Monday Music Roundup
The game's on tonight. I love taking three or four hours to watch baseball -- the pace of it, the grace and the subtlety. I am having so much fun watching The Rockies' brand of baseball - it's young and hardworking and fun, and it's all coming together for them into a very very likely World Series run (becoming more likely after that 4th inning tonight)! It's a fun time to live in Colorado. They need to win just one more against the Diamondbacks to go to the Series, and this Giants fan is cheering for them without qualms.
The Feeding Of The 5000
There's a Matt Nathanson song called "Everything You Say It Sounds Like Gospel," a sentiment that also applies to much of what former Stone Roses frontman Ian Brown has been putting out lately. In addition to a storyline here straight out of The Good Book, Brown is drawn to using these dramatic orchestral foundations that make it all seem even more epic and important. But I don't find it pretentious; I get into the way the strings combine with cool electronic flourishes and his effortlessly swank vocals. His new album The World Is Yours is out now in the UK, not in the U.S. yet.
This came on my shuffle on my iPod at the gym while I was trying to top my personal best at sit-ups (oh, like 33. Something mindblowing), and it gave me an instant rush of energy. This is a Marah tune that has comfortably been living on my iPod for a good two years or so without receiving my full unabashed love -- until now. Without reading the shuffle display, at first I thought this urgent, perfectly ebullient song was maybe Westerberg because of the yowly crack to Dave Bielanko's voice, with delightfully jangly rock guitars. I now love this song, it's my new favorite -- off their 2005 album If You Didn't Laugh You'd Cry. This Philadelphia-based, brother-helmed band has got a lot of cool stuff going on now, including a new EP/10" vinyl this month (Can't Take It With You) and a forthcoming album called Angels of Destruction.
I wrote about the Cake Sale compilation last year when the Oxfam benefit album featuring the talents of lots of good folks (Damien Rice, Lisa Hannigan, Josh Ritter, Glen Hansard, Gemma Hayes, etc) was released in Ireland. At the time, it was a UK-only release, and for those of us on this side of the pond not hardy enough to weather the pounds-to-dollars conversion, it's finally gained a U.S. release tomorrow on Yep Roc. This particular song (written by Damien Rice) is as haunting and lovely as everything Hannigan loans her vocals to. Allow me to repeat at this point that it's truly a crying shame that things didn't work out musically with her and Damien Rice; I can't get enough of the way she sings.
The Way I Am

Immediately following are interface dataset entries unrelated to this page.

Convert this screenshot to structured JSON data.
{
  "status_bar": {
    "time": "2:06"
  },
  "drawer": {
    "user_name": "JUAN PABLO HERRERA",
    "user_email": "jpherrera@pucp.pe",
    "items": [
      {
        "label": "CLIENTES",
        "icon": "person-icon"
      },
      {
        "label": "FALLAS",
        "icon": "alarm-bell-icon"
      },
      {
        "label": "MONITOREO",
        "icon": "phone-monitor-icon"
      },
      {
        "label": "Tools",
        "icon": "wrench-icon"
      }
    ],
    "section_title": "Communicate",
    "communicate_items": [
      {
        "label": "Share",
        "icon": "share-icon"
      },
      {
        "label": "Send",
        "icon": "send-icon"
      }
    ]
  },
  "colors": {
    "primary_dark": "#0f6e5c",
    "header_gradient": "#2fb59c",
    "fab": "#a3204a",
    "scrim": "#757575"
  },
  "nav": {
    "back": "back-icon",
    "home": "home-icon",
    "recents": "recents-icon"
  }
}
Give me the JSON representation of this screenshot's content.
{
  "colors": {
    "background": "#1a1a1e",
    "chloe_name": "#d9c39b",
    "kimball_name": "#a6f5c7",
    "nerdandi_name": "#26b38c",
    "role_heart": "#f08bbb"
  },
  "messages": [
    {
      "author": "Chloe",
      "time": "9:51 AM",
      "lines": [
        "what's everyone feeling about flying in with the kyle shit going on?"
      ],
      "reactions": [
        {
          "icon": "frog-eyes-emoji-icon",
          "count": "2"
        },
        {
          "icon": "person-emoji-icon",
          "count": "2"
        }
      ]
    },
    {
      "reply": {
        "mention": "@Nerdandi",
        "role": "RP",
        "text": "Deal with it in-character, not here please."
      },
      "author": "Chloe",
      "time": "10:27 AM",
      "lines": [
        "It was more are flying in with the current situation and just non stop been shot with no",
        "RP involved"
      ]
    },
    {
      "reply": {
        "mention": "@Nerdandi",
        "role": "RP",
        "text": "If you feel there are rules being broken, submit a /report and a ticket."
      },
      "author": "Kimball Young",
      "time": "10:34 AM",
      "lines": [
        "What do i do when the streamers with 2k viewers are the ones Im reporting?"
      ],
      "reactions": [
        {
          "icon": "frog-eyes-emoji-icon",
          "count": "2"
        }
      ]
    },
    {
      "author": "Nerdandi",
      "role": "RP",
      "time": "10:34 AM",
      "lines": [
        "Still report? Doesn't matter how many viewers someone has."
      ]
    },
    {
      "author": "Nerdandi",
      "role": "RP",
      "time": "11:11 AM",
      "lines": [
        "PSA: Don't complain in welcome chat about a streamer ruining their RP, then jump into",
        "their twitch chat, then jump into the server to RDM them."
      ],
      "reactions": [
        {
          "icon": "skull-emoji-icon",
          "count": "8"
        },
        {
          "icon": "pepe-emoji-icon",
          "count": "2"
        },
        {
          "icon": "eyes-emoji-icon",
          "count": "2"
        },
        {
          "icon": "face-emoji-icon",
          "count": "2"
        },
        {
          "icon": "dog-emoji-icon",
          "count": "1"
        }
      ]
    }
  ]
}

I've mentioned my love/hate relationship with Old Navy music and also lately their '80s carnival of wide-necked, very long, big-buttoned, "they-think-I-am-11" items. However, this song which they tapped for their latest sweater commercial is a nice home run for deserving songwriter Ingrid Michaelson from Staten Island. Despite her being my MySpace friend for, like, ever -- somehow this infectiously cheery, handclappy sweet ditty slipped my notice. Okay, it's a bit syrupy, but you know when the girl-group harmonies of that chorus hit, you kinda like the sugar rush. Her new album Girls and Boys is out now.
Since we're already talkin' TV, here's one other one on the airwaves lately. I'd never listened to ambient musician Aphex Twin (born Richard David James) until I started seeing articles about the licensing flap about the sampling of this song in the recent hi-larious Samberg digital short on SNL, "I Ran." This original is a lush, gorgeous piano song from the 2001 Aphex Twin album drukqs, and count me as a new fan . . . but I can't really listen to it purely without thinking of lines like, "You ain’t wrong to me, so strong to me, you belong to me . . . like a very hairy Jake Gyllenhaal to me" (which, incidentally, may be one of the best rhymes ever written). If you haven't seen it: